*** Opening of Given entries ***

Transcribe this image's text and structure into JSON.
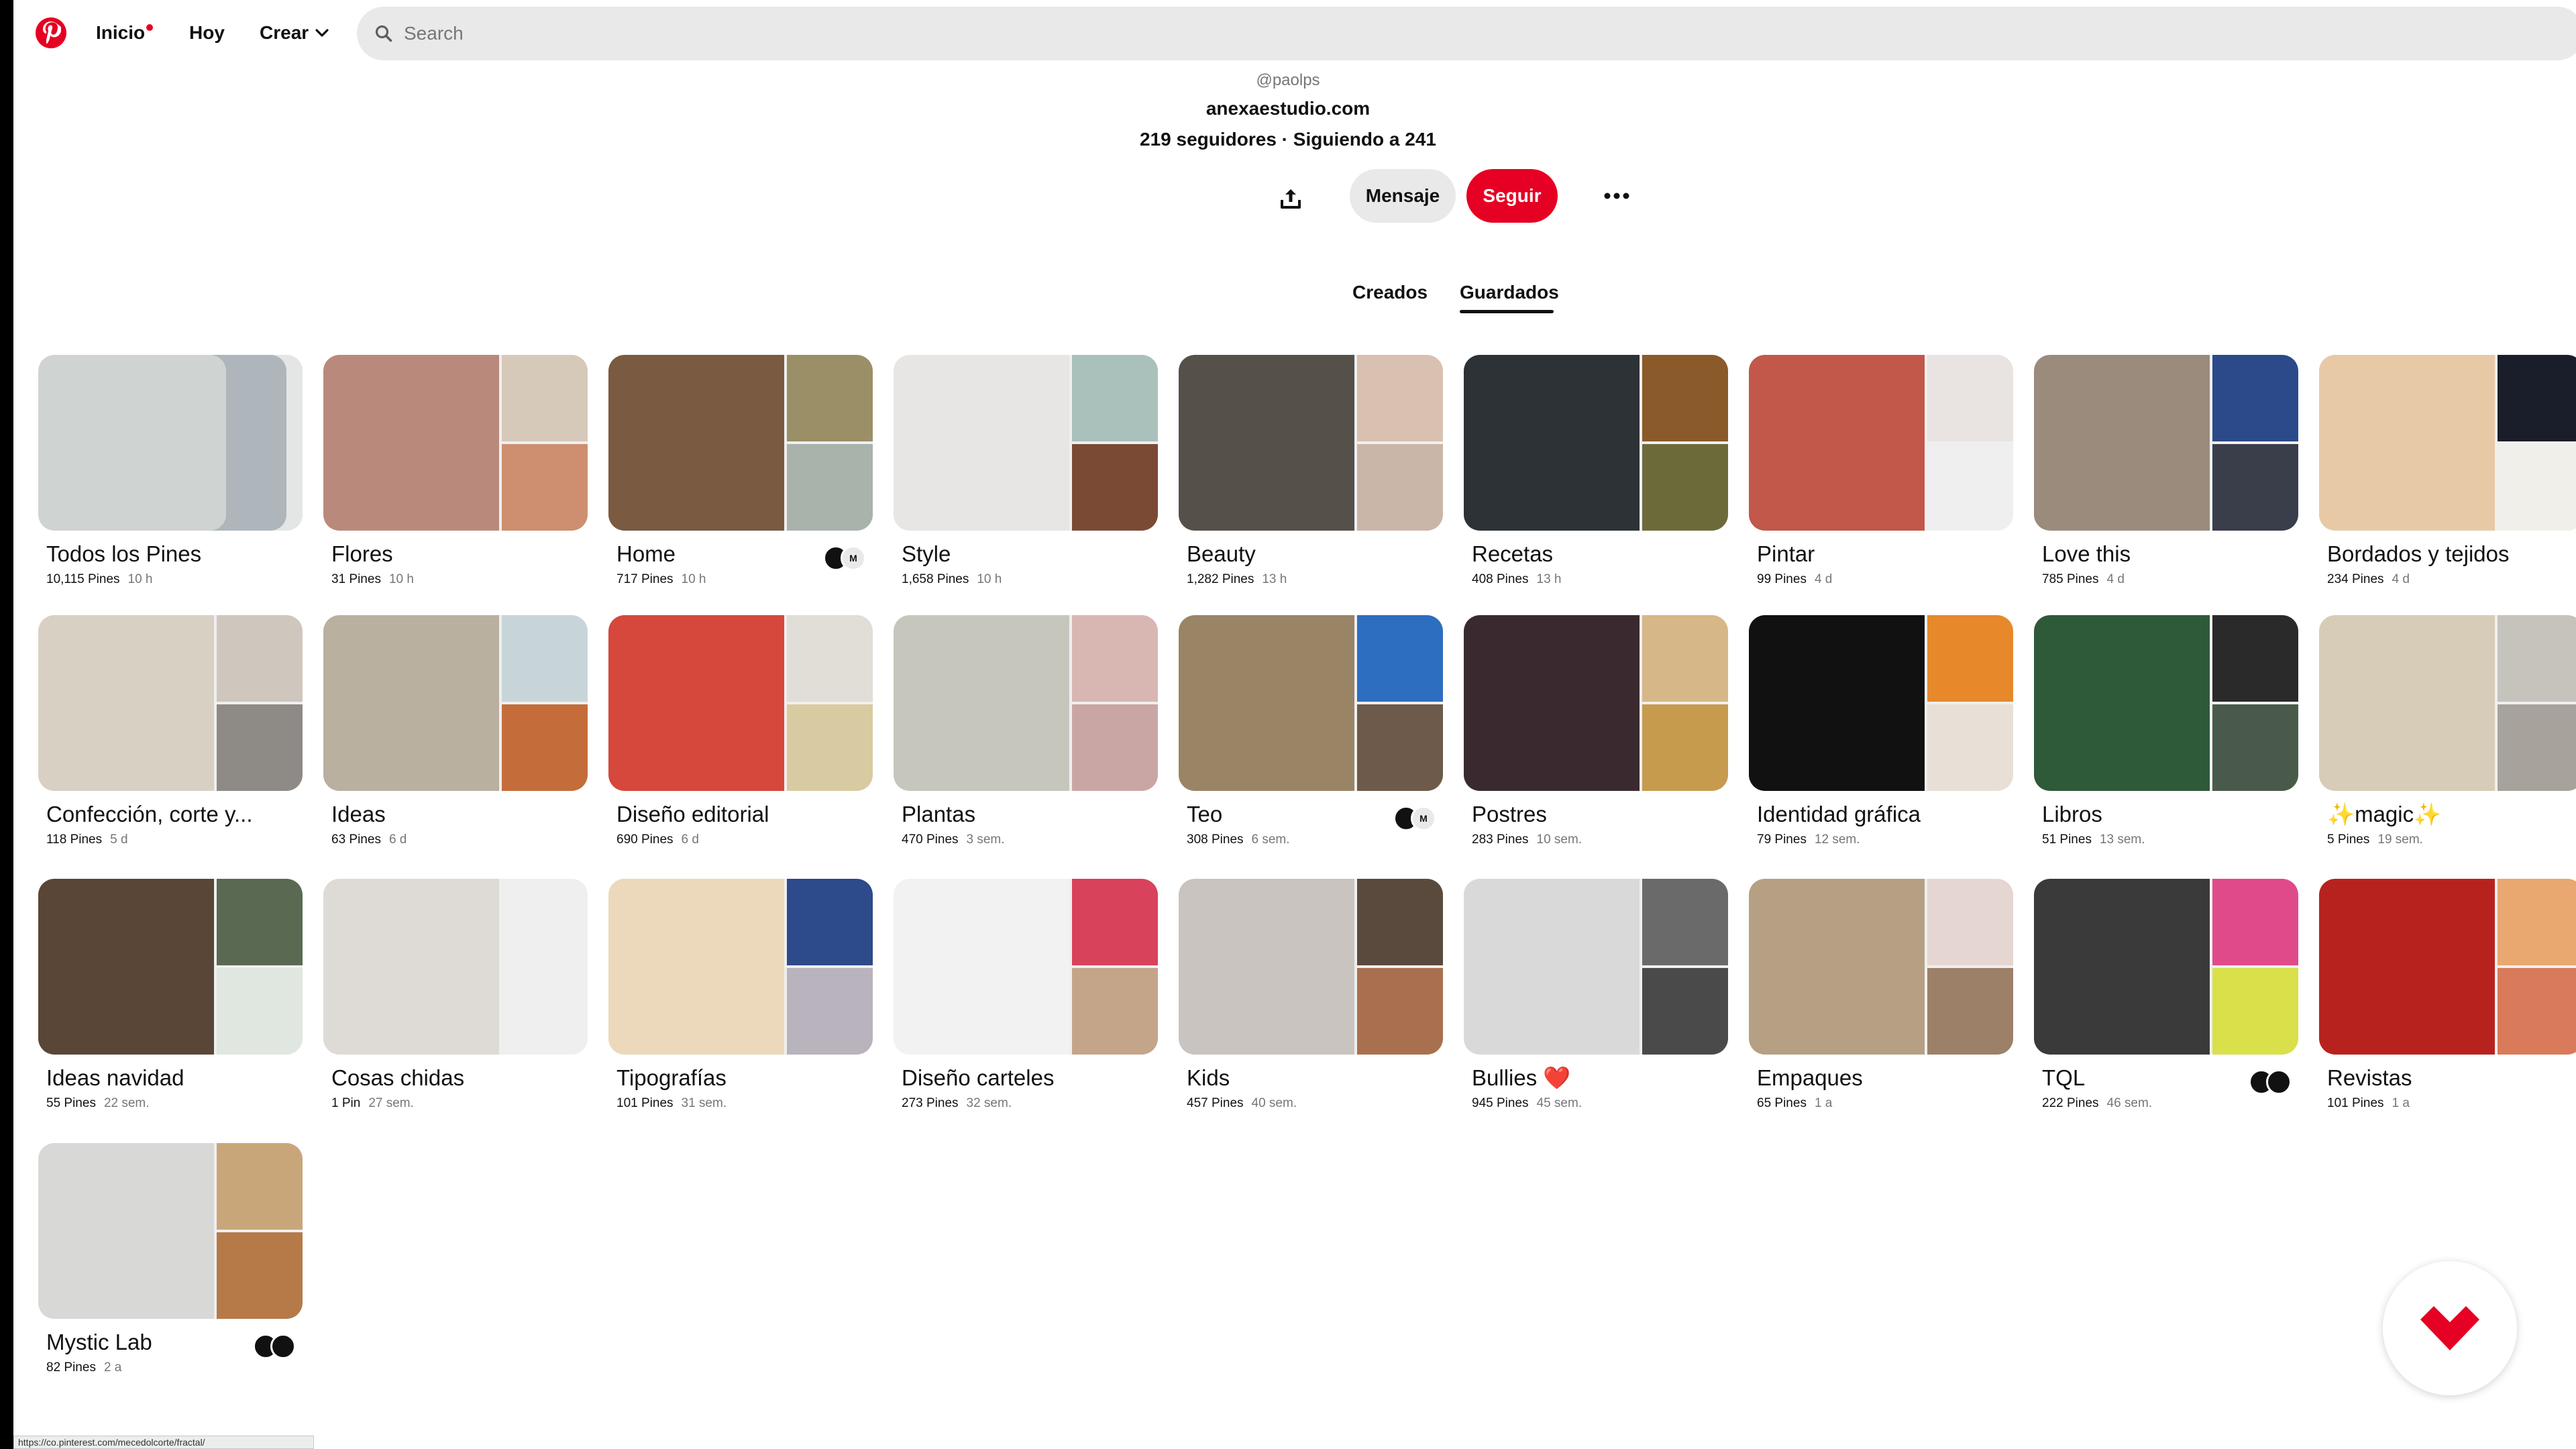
{
  "nav": {
    "inicio": "Inicio",
    "hoy": "Hoy",
    "crear": "Crear",
    "search_placeholder": "Search",
    "brand_color": "#e60023"
  },
  "profile": {
    "handle": "@paolps",
    "website": "anexaestudio.com",
    "followers": "219 seguidores",
    "separator": " · ",
    "following": "Siguiendo a 241",
    "message_label": "Mensaje",
    "follow_label": "Seguir"
  },
  "tabs": {
    "created": "Creados",
    "saved": "Guardados"
  },
  "boards": [
    {
      "title": "Todos los Pines",
      "count": "10,115 Pines",
      "time": "10 h",
      "colors": [
        "#cfd3d2",
        "#aeb5bb",
        "#e4e6e6"
      ]
    },
    {
      "title": "Flores",
      "count": "31 Pines",
      "time": "10 h",
      "colors": [
        "#b98a7c",
        "#d6c9b9",
        "#cd8f6f"
      ]
    },
    {
      "title": "Home",
      "count": "717 Pines",
      "time": "10 h",
      "colors": [
        "#7a5a40",
        "#9a8f67",
        "#a9b2ab"
      ],
      "collab": [
        "",
        "M"
      ]
    },
    {
      "title": "Style",
      "count": "1,658 Pines",
      "time": "10 h",
      "colors": [
        "#e8e6e4",
        "#aac0bb",
        "#7a4a34"
      ]
    },
    {
      "title": "Beauty",
      "count": "1,282 Pines",
      "time": "13 h",
      "colors": [
        "#55504a",
        "#d8c1b0",
        "#c9b6a8"
      ]
    },
    {
      "title": "Recetas",
      "count": "408 Pines",
      "time": "13 h",
      "colors": [
        "#2c3236",
        "#8a5a2a",
        "#6d6a3a"
      ]
    },
    {
      "title": "Pintar",
      "count": "99 Pines",
      "time": "4 d",
      "colors": [
        "#c2584a",
        "#e9e3e1",
        "#efefef"
      ]
    },
    {
      "title": "Love this",
      "count": "785 Pines",
      "time": "4 d",
      "colors": [
        "#9a8b7c",
        "#2c4a8a",
        "#3a3e4a"
      ]
    },
    {
      "title": "Bordados y tejidos",
      "count": "234 Pines",
      "time": "4 d",
      "colors": [
        "#e8c9a6",
        "#1a1e2a",
        "#f1efe9"
      ]
    },
    {
      "title": "Confección, corte y...",
      "count": "118 Pines",
      "time": "5 d",
      "colors": [
        "#d9d0c4",
        "#cfc6bd",
        "#8e8a86"
      ]
    },
    {
      "title": "Ideas",
      "count": "63 Pines",
      "time": "6 d",
      "colors": [
        "#b9b0a0",
        "#c8d5d8",
        "#c46d3a"
      ]
    },
    {
      "title": "Diseño editorial",
      "count": "690 Pines",
      "time": "6 d",
      "colors": [
        "#d6473c",
        "#e1ddd7",
        "#d9cba1"
      ]
    },
    {
      "title": "Plantas",
      "count": "470 Pines",
      "time": "3 sem.",
      "colors": [
        "#c7c6bd",
        "#d8b7b2",
        "#c9a6a4"
      ]
    },
    {
      "title": "Teo",
      "count": "308 Pines",
      "time": "6 sem.",
      "colors": [
        "#9a8466",
        "#2d6ec0",
        "#6d5a4a"
      ],
      "collab": [
        "",
        "M"
      ]
    },
    {
      "title": "Postres",
      "count": "283 Pines",
      "time": "10 sem.",
      "colors": [
        "#3a2a30",
        "#d6b787",
        "#c79b4e"
      ]
    },
    {
      "title": "Identidad gráfica",
      "count": "79 Pines",
      "time": "12 sem.",
      "colors": [
        "#111111",
        "#e7892a",
        "#e8e0d6"
      ]
    },
    {
      "title": "Libros",
      "count": "51 Pines",
      "time": "13 sem.",
      "colors": [
        "#2e5a3a",
        "#2a2a2a",
        "#4a5a4a"
      ]
    },
    {
      "title": "✨magic✨",
      "count": "5 Pines",
      "time": "19 sem.",
      "colors": [
        "#d7ccb8",
        "#c6c3bd",
        "#a7a29b"
      ]
    },
    {
      "title": "Ideas navidad",
      "count": "55 Pines",
      "time": "22 sem.",
      "colors": [
        "#5a4636",
        "#5a6a52",
        "#e0e6e0"
      ]
    },
    {
      "title": "Cosas chidas",
      "count": "1 Pin",
      "time": "27 sem.",
      "colors": [
        "#dedad6",
        "#efefef",
        "#efefef"
      ]
    },
    {
      "title": "Tipografías",
      "count": "101 Pines",
      "time": "31 sem.",
      "colors": [
        "#ecd9bb",
        "#2d4a8a",
        "#b9b3bd"
      ]
    },
    {
      "title": "Diseño carteles",
      "count": "273 Pines",
      "time": "32 sem.",
      "colors": [
        "#f2f2f2",
        "#d8425a",
        "#c4a58a"
      ]
    },
    {
      "title": "Kids",
      "count": "457 Pines",
      "time": "40 sem.",
      "colors": [
        "#c9c4c0",
        "#5a4a3e",
        "#a8704e"
      ]
    },
    {
      "title": "Bullies ❤️",
      "count": "945 Pines",
      "time": "45 sem.",
      "colors": [
        "#d9d9d9",
        "#6a6a6a",
        "#4a4a4a"
      ]
    },
    {
      "title": "Empaques",
      "count": "65 Pines",
      "time": "1 a",
      "colors": [
        "#b6a084",
        "#e6d6d2",
        "#9c8068"
      ]
    },
    {
      "title": "TQL",
      "count": "222 Pines",
      "time": "46 sem.",
      "colors": [
        "#3a3a3a",
        "#e04a8a",
        "#d9e04a"
      ],
      "collab": [
        "",
        ""
      ]
    },
    {
      "title": "Revistas",
      "count": "101 Pines",
      "time": "1 a",
      "colors": [
        "#b8221e",
        "#e8a870",
        "#d97a5a"
      ]
    },
    {
      "title": "Mystic Lab",
      "count": "82 Pines",
      "time": "2 a",
      "colors": [
        "#d8d8d6",
        "#c9a67a",
        "#b57a48"
      ],
      "collab": [
        "",
        ""
      ]
    }
  ],
  "status_url": "https://co.pinterest.com/mecedolcorte/fractal/",
  "icons": {
    "logo": "pinterest-logo-icon",
    "search": "search-icon",
    "chevron": "chevron-down-icon",
    "share": "share-icon",
    "more": "more-options-icon",
    "float": "domestika-logo-icon"
  }
}
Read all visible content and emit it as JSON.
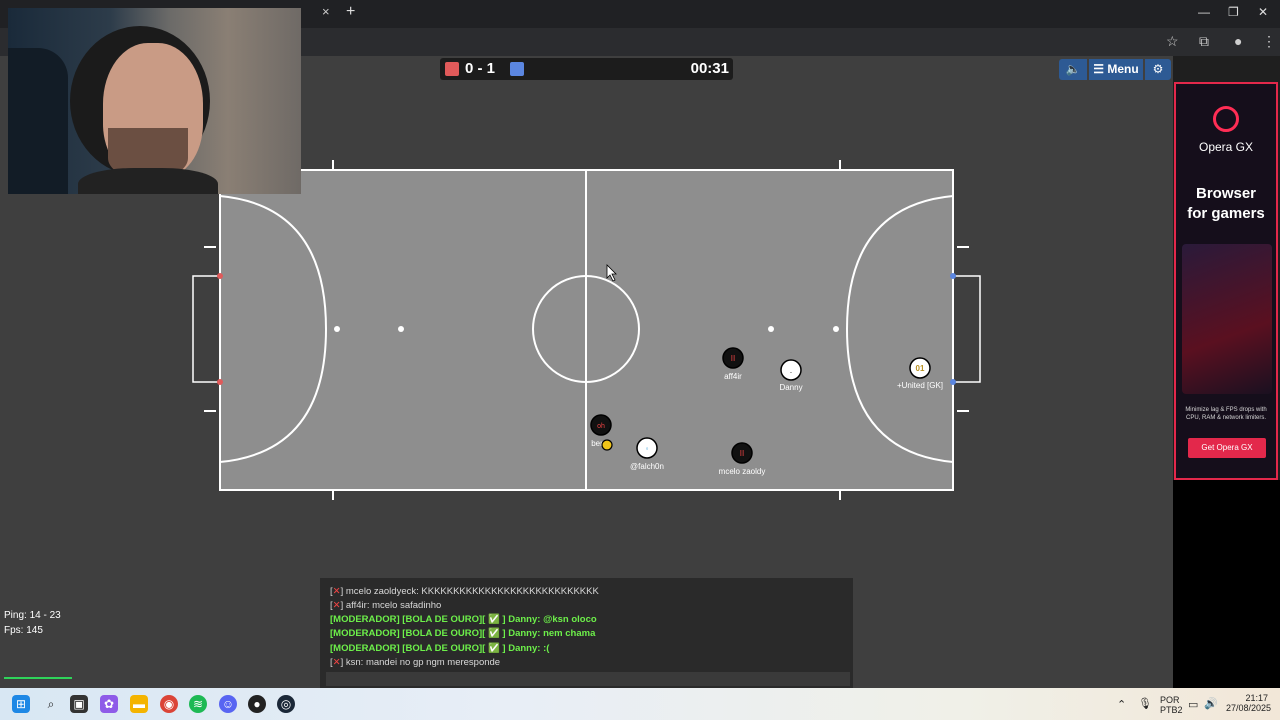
{
  "browser": {
    "tab_close": "×",
    "new_tab": "+",
    "window_controls": [
      "—",
      "❐",
      "✕"
    ]
  },
  "scoreboard": {
    "score": "0 - 1",
    "timer": "00:31",
    "red_color": "#e05a5a",
    "blue_color": "#5b86e0"
  },
  "menu": {
    "label": "Menu"
  },
  "players": [
    {
      "name": "aff4ir",
      "team": "dark",
      "avatar": "II"
    },
    {
      "name": "Danny",
      "team": "white",
      "avatar": "."
    },
    {
      "name": "+United [GK]",
      "team": "white",
      "avatar": "01"
    },
    {
      "name": "ber",
      "team": "dark",
      "avatar": "oh"
    },
    {
      "name": "@falch0n",
      "team": "white",
      "avatar": "◦"
    },
    {
      "name": "mcelo zaoldy",
      "team": "dark",
      "avatar": "II"
    }
  ],
  "chat": [
    {
      "prefix": "[",
      "x": "✕",
      "suffix": "] mcelo zaoldyeck: KKKKKKKKKKKKKKKKKKKKKKKKKKKK",
      "type": "normal"
    },
    {
      "prefix": "[",
      "x": "✕",
      "suffix": "] aff4ir: mcelo safadinho",
      "type": "normal"
    },
    {
      "text": "[MODERADOR] [BOLA DE OURO][ ✅ ] Danny: @ksn oloco",
      "type": "mod"
    },
    {
      "text": "[MODERADOR] [BOLA DE OURO][ ✅ ] Danny: nem chama",
      "type": "mod"
    },
    {
      "text": "[MODERADOR] [BOLA DE OURO][ ✅ ] Danny: :(",
      "type": "mod"
    },
    {
      "prefix": "[",
      "x": "✕",
      "suffix": "] ksn: mandei no gp ngm meresponde",
      "type": "normal"
    }
  ],
  "stats": {
    "ping": "Ping: 14 - 23",
    "fps": "Fps: 145"
  },
  "ad": {
    "brand": "Opera GX",
    "headline_line1": "Browser",
    "headline_line2": "for gamers",
    "subtext": "Minimize lag & FPS drops with CPU, RAM & network limiters.",
    "cta": "Get Opera GX"
  },
  "taskbar": {
    "lang1": "POR",
    "lang2": "PTB2",
    "time": "21:17",
    "date": "27/08/2025"
  },
  "colors": {
    "field": "#8e8e8e",
    "red_goal": "#e05a5a",
    "blue_goal": "#5b86e0",
    "chat_mod": "#6df04a",
    "ad_accent": "#e3284b"
  }
}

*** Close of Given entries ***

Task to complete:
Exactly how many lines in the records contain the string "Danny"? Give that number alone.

Reply to the exercise:
4